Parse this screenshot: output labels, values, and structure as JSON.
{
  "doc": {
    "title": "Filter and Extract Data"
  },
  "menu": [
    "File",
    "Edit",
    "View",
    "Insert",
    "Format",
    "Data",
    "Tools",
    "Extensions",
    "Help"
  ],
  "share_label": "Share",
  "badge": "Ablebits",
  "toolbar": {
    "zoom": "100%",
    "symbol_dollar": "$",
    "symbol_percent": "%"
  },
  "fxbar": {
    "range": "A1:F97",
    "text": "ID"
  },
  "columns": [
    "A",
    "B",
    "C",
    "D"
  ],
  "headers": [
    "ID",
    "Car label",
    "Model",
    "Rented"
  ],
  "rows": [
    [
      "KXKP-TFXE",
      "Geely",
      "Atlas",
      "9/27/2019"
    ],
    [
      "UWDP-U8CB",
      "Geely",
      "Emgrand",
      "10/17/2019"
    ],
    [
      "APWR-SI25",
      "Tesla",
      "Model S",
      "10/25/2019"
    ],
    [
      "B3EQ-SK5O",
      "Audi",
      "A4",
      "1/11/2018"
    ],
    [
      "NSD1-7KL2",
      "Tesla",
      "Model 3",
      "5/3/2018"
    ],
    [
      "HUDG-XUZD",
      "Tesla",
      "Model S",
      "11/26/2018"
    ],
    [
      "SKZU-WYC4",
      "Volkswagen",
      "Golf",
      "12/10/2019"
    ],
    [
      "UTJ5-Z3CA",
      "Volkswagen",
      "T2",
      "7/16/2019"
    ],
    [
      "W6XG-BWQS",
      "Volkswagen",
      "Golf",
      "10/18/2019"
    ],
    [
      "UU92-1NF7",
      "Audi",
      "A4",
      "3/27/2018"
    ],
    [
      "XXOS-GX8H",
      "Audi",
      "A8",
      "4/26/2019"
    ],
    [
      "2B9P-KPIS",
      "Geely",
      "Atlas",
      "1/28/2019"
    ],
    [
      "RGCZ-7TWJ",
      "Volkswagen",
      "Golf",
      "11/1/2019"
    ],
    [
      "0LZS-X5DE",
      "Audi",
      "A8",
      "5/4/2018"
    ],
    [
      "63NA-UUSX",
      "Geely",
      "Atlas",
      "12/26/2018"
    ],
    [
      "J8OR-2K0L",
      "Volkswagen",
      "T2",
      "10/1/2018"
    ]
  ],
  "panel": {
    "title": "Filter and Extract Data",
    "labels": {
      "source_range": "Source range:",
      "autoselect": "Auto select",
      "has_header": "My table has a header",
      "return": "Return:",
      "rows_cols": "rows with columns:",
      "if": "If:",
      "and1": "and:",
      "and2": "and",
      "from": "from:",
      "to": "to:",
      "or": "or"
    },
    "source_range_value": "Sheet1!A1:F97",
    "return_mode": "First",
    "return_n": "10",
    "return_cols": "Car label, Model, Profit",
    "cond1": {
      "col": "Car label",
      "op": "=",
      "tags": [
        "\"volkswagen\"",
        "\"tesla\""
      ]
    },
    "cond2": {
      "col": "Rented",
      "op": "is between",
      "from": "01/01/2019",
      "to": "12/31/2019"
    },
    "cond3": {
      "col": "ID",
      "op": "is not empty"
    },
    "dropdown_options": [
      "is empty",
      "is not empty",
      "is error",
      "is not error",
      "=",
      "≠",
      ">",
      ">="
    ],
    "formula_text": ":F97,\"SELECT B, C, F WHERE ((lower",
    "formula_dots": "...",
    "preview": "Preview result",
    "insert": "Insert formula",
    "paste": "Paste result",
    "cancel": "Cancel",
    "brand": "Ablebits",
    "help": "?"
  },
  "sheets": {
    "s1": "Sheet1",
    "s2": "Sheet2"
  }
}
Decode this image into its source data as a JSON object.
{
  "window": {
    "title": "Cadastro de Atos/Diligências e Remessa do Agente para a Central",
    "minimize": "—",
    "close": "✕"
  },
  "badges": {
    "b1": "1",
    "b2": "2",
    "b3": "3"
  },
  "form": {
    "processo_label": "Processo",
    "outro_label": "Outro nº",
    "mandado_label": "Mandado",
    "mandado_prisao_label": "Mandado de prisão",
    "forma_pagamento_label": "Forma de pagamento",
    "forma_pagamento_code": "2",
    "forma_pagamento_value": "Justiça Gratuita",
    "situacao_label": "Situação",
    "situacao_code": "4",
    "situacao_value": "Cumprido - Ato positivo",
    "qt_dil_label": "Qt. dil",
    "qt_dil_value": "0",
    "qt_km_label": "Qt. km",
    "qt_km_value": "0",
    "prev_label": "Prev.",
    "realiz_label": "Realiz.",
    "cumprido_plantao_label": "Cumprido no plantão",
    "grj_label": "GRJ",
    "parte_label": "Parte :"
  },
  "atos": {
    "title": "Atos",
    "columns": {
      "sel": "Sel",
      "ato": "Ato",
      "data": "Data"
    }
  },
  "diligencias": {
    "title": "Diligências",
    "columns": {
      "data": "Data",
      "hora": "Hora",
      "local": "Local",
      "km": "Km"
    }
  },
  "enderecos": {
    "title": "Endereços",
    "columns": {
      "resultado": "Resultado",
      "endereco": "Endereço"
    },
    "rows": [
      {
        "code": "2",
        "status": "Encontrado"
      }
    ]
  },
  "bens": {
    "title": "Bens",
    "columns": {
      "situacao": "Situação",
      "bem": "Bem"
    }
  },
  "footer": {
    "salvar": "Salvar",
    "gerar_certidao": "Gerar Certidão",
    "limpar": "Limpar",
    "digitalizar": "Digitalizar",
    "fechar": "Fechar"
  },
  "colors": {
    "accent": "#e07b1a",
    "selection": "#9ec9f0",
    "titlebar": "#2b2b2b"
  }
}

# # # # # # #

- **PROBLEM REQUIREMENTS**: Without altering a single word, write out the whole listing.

- **EXERCISE RESULT**:
Parse this screenshot: output labels, values, and structure as JSON.
{
  "doc": {
    "title": "Filter and Extract Data"
  },
  "menu": [
    "File",
    "Edit",
    "View",
    "Insert",
    "Format",
    "Data",
    "Tools",
    "Extensions",
    "Help"
  ],
  "share_label": "Share",
  "badge": "Ablebits",
  "toolbar": {
    "zoom": "100%",
    "symbol_dollar": "$",
    "symbol_percent": "%"
  },
  "fxbar": {
    "range": "A1:F97",
    "text": "ID"
  },
  "columns": [
    "A",
    "B",
    "C",
    "D"
  ],
  "headers": [
    "ID",
    "Car label",
    "Model",
    "Rented"
  ],
  "rows": [
    [
      "KXKP-TFXE",
      "Geely",
      "Atlas",
      "9/27/2019"
    ],
    [
      "UWDP-U8CB",
      "Geely",
      "Emgrand",
      "10/17/2019"
    ],
    [
      "APWR-SI25",
      "Tesla",
      "Model S",
      "10/25/2019"
    ],
    [
      "B3EQ-SK5O",
      "Audi",
      "A4",
      "1/11/2018"
    ],
    [
      "NSD1-7KL2",
      "Tesla",
      "Model 3",
      "5/3/2018"
    ],
    [
      "HUDG-XUZD",
      "Tesla",
      "Model S",
      "11/26/2018"
    ],
    [
      "SKZU-WYC4",
      "Volkswagen",
      "Golf",
      "12/10/2019"
    ],
    [
      "UTJ5-Z3CA",
      "Volkswagen",
      "T2",
      "7/16/2019"
    ],
    [
      "W6XG-BWQS",
      "Volkswagen",
      "Golf",
      "10/18/2019"
    ],
    [
      "UU92-1NF7",
      "Audi",
      "A4",
      "3/27/2018"
    ],
    [
      "XXOS-GX8H",
      "Audi",
      "A8",
      "4/26/2019"
    ],
    [
      "2B9P-KPIS",
      "Geely",
      "Atlas",
      "1/28/2019"
    ],
    [
      "RGCZ-7TWJ",
      "Volkswagen",
      "Golf",
      "11/1/2019"
    ],
    [
      "0LZS-X5DE",
      "Audi",
      "A8",
      "5/4/2018"
    ],
    [
      "63NA-UUSX",
      "Geely",
      "Atlas",
      "12/26/2018"
    ],
    [
      "J8OR-2K0L",
      "Volkswagen",
      "T2",
      "10/1/2018"
    ]
  ],
  "panel": {
    "title": "Filter and Extract Data",
    "labels": {
      "source_range": "Source range:",
      "autoselect": "Auto select",
      "has_header": "My table has a header",
      "return": "Return:",
      "rows_cols": "rows with columns:",
      "if": "If:",
      "and1": "and:",
      "and2": "and",
      "from": "from:",
      "to": "to:",
      "or": "or"
    },
    "source_range_value": "Sheet1!A1:F97",
    "return_mode": "First",
    "return_n": "10",
    "return_cols": "Car label, Model, Profit",
    "cond1": {
      "col": "Car label",
      "op": "=",
      "tags": [
        "\"volkswagen\"",
        "\"tesla\""
      ]
    },
    "cond2": {
      "col": "Rented",
      "op": "is between",
      "from": "01/01/2019",
      "to": "12/31/2019"
    },
    "cond3": {
      "col": "ID",
      "op": "is not empty"
    },
    "dropdown_options": [
      "is empty",
      "is not empty",
      "is error",
      "is not error",
      "=",
      "≠",
      ">",
      ">="
    ],
    "formula_text": ":F97,\"SELECT B, C, F WHERE ((lower",
    "formula_dots": "...",
    "preview": "Preview result",
    "insert": "Insert formula",
    "paste": "Paste result",
    "cancel": "Cancel",
    "brand": "Ablebits",
    "help": "?"
  },
  "sheets": {
    "s1": "Sheet1",
    "s2": "Sheet2"
  }
}
Decode this image into its source data as a JSON object.
{
  "window": {
    "title": "Cadastro de Atos/Diligências e Remessa do Agente para a Central",
    "minimize": "—",
    "close": "✕"
  },
  "badges": {
    "b1": "1",
    "b2": "2",
    "b3": "3"
  },
  "form": {
    "processo_label": "Processo",
    "outro_label": "Outro nº",
    "mandado_label": "Mandado",
    "mandado_prisao_label": "Mandado de prisão",
    "forma_pagamento_label": "Forma de pagamento",
    "forma_pagamento_code": "2",
    "forma_pagamento_value": "Justiça Gratuita",
    "situacao_label": "Situação",
    "situacao_code": "4",
    "situacao_value": "Cumprido - Ato positivo",
    "qt_dil_label": "Qt. dil",
    "qt_dil_value": "0",
    "qt_km_label": "Qt. km",
    "qt_km_value": "0",
    "prev_label": "Prev.",
    "realiz_label": "Realiz.",
    "cumprido_plantao_label": "Cumprido no plantão",
    "grj_label": "GRJ",
    "parte_label": "Parte :"
  },
  "atos": {
    "title": "Atos",
    "columns": {
      "sel": "Sel",
      "ato": "Ato",
      "data": "Data"
    }
  },
  "diligencias": {
    "title": "Diligências",
    "columns": {
      "data": "Data",
      "hora": "Hora",
      "local": "Local",
      "km": "Km"
    }
  },
  "enderecos": {
    "title": "Endereços",
    "columns": {
      "resultado": "Resultado",
      "endereco": "Endereço"
    },
    "rows": [
      {
        "code": "2",
        "status": "Encontrado"
      }
    ]
  },
  "bens": {
    "title": "Bens",
    "columns": {
      "situacao": "Situação",
      "bem": "Bem"
    }
  },
  "footer": {
    "salvar": "Salvar",
    "gerar_certidao": "Gerar Certidão",
    "limpar": "Limpar",
    "digitalizar": "Digitalizar",
    "fechar": "Fechar"
  },
  "colors": {
    "accent": "#e07b1a",
    "selection": "#9ec9f0",
    "titlebar": "#2b2b2b"
  }
}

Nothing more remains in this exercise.